Follow petcha on Twitter
Amazon Associate

If you see books or music or tools on this site that you would like to buy through Amazon, click here and thus i have seen will get a small percentage of the purchase price of the item. Thank you. 

The Elements of Typographic Style

Patagonia Synchilla Snap-T Pullover

Minding the Earth, Mending the Word: Zen and the Art of Planetary Crisis

North Face Base Camp Duffel (Medium)




« Sediments | Main | Bolikhamsai Landscape »

Thin Red Line

The first thing you need to do if you want to manage a wild population of rattan plants is to quantify the number and size of individuals in the population. This is accomplished by conducting a forest inventory. I spent the last two days in the village of Sobphouan in Bolikhamsai Province, Laos training WWF project staff (see Management Planning) how to do this. As is shown above, the first step in the inventory is to lay out out a 20 m line along a designated bearing in the forest. We used a bearing of 270º and a line of bright red nylon.

The next step is to carefully look within a 5 m strip on either side of the red line for rattan plants. Operational word here is "carefully". This step can be tedious, but it is important to go slow and not miss any plants.

The final step is to record the species and size of each rattan encountered in a fieldbook. Three simple steps that can ultimately make the difference between sustainable management and resource depletion. [NOTE: That's Bansa Thammavong (WWF Laos) and Le Viet Tam (WWF Vietnam) laying out the line; Ou Ratanak's (WWF Cambodia) hand is holding the fieldbook (thx, guys)].

Reader Comments

There are no comments for this journal entry. To create a new comment, use the form below.

PostPost a New Comment

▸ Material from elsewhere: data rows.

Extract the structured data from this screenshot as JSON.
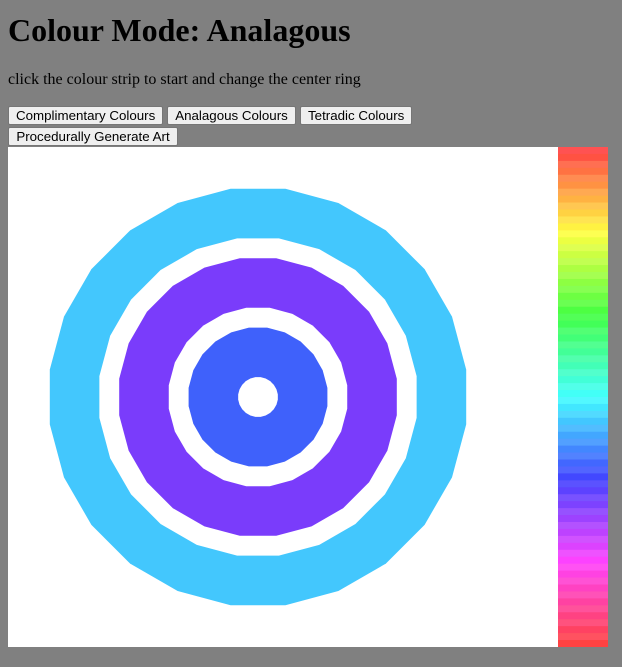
{
  "header": {
    "title": "Colour Mode: Analagous",
    "instructions": "click the colour strip to start and change the center ring"
  },
  "buttons": {
    "complimentary": "Complimentary Colours",
    "analagous": "Analagous Colours",
    "tetradic": "Tetradic Colours",
    "procedural": "Procedurally Generate Art"
  },
  "colors": {
    "page_background": "#808080",
    "canvas_background": "#ffffff",
    "outer_ring": "#43c7fd",
    "middle_ring": "#7a3cfb",
    "inner_ring": "#3f61fb",
    "gap": "#ffffff"
  },
  "colour_strip": {
    "hue_start_degrees": 0,
    "hue_end_degrees": 360,
    "bands": 72
  }
}
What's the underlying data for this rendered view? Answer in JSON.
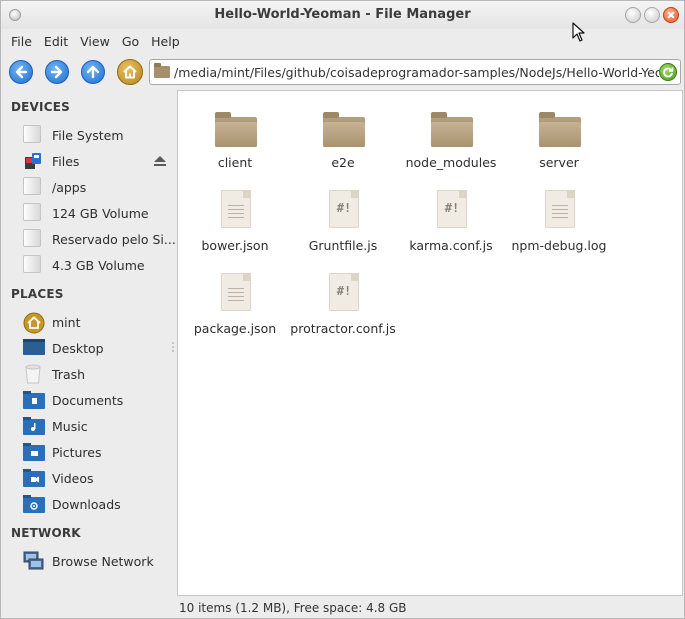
{
  "window": {
    "title": "Hello-World-Yeoman - File Manager"
  },
  "menubar": {
    "items": [
      "File",
      "Edit",
      "View",
      "Go",
      "Help"
    ]
  },
  "toolbar": {
    "back_icon": "back-arrow-icon",
    "forward_icon": "forward-arrow-icon",
    "up_icon": "up-arrow-icon",
    "home_icon": "home-icon",
    "path": "/media/mint/Files/github/coisadeprogramador-samples/NodeJs/Hello-World-Yeoman/",
    "reload_icon": "reload-icon"
  },
  "sidebar": {
    "devices": {
      "heading": "DEVICES",
      "items": [
        {
          "label": "File System",
          "icon": "drive-icon"
        },
        {
          "label": "Files",
          "icon": "removable-drive-icon"
        },
        {
          "label": "/apps",
          "icon": "drive-icon"
        },
        {
          "label": "124 GB Volume",
          "icon": "drive-icon"
        },
        {
          "label": "Reservado pelo Si...",
          "icon": "drive-icon"
        },
        {
          "label": "4.3 GB Volume",
          "icon": "drive-icon"
        }
      ]
    },
    "places": {
      "heading": "PLACES",
      "items": [
        {
          "label": "mint",
          "icon": "home-folder-icon"
        },
        {
          "label": "Desktop",
          "icon": "desktop-icon"
        },
        {
          "label": "Trash",
          "icon": "trash-icon"
        },
        {
          "label": "Documents",
          "icon": "documents-folder-icon"
        },
        {
          "label": "Music",
          "icon": "music-folder-icon"
        },
        {
          "label": "Pictures",
          "icon": "pictures-folder-icon"
        },
        {
          "label": "Videos",
          "icon": "videos-folder-icon"
        },
        {
          "label": "Downloads",
          "icon": "downloads-folder-icon"
        }
      ]
    },
    "network": {
      "heading": "NETWORK",
      "items": [
        {
          "label": "Browse Network",
          "icon": "network-icon"
        }
      ]
    }
  },
  "files": [
    {
      "name": "client",
      "type": "folder"
    },
    {
      "name": "e2e",
      "type": "folder"
    },
    {
      "name": "node_modules",
      "type": "folder"
    },
    {
      "name": "server",
      "type": "folder"
    },
    {
      "name": "bower.json",
      "type": "text"
    },
    {
      "name": "Gruntfile.js",
      "type": "script"
    },
    {
      "name": "karma.conf.js",
      "type": "script"
    },
    {
      "name": "npm-debug.log",
      "type": "text"
    },
    {
      "name": "package.json",
      "type": "text"
    },
    {
      "name": "protractor.conf.js",
      "type": "script"
    }
  ],
  "status": {
    "text": "10 items (1.2 MB), Free space: 4.8 GB"
  },
  "colors": {
    "nav_blue": "#2a7bdc",
    "home_gold": "#c9962a",
    "close_orange": "#e2562a",
    "folder_tan": "#b09c7a"
  }
}
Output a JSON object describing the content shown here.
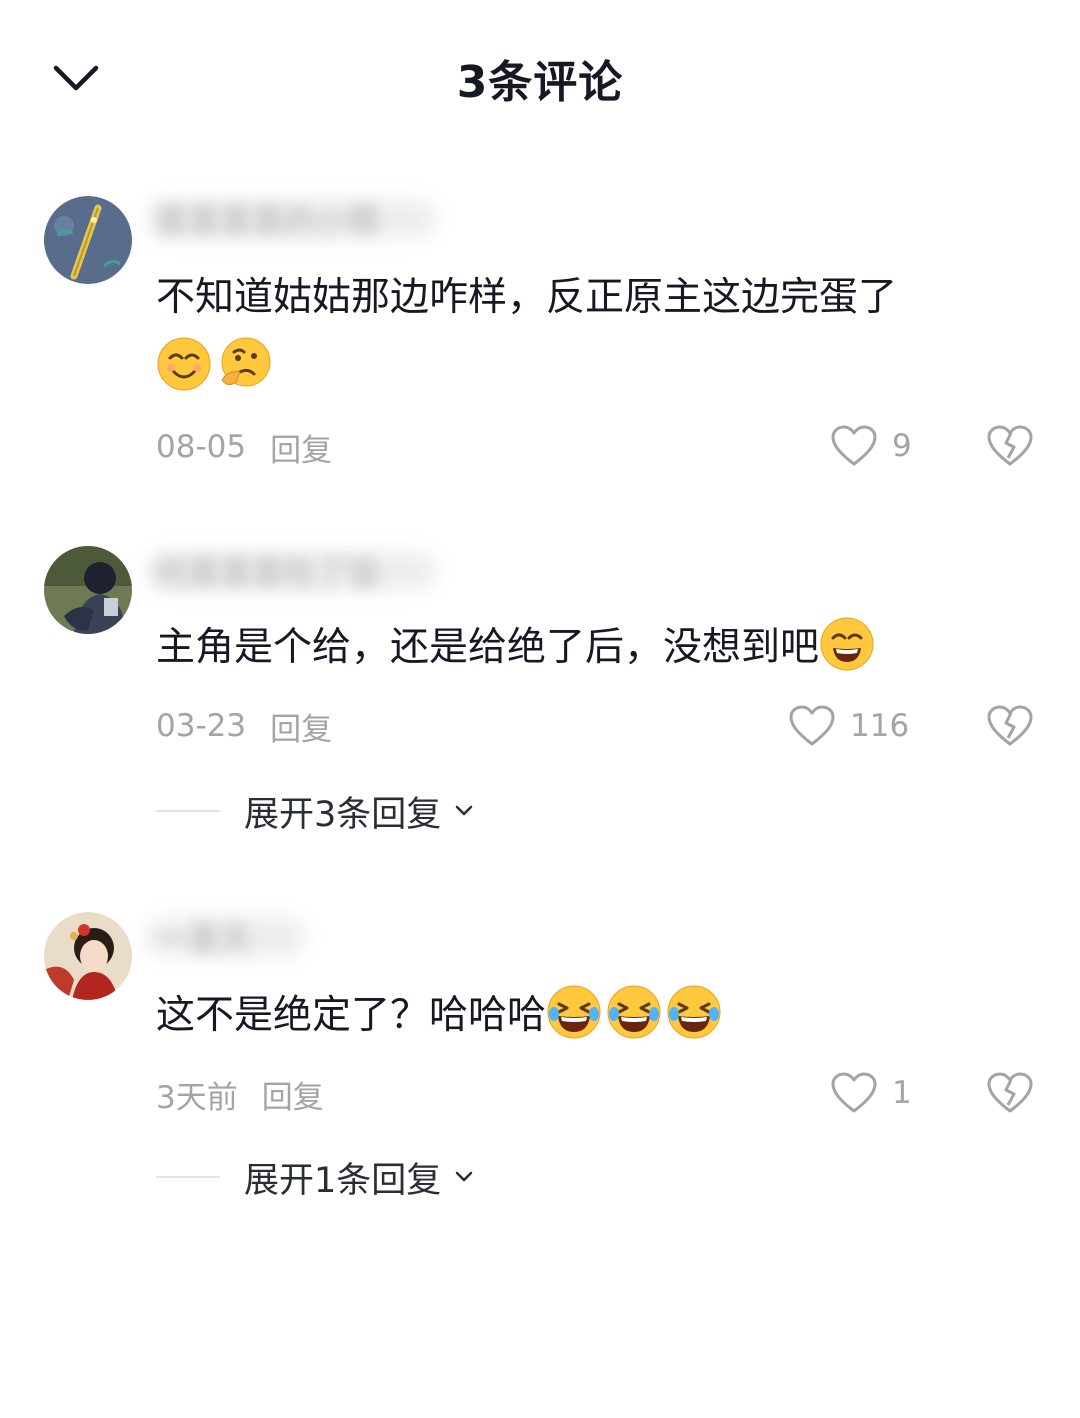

Enter your information below to add a new comment.
Author Email (optional):
Author URL (optional):
Some HTML allowed: <a href="" title=""> <abbr title=""> <acronym title=""> <b> <blockquote cite=""> <code> <em> <i> <strike> <strong>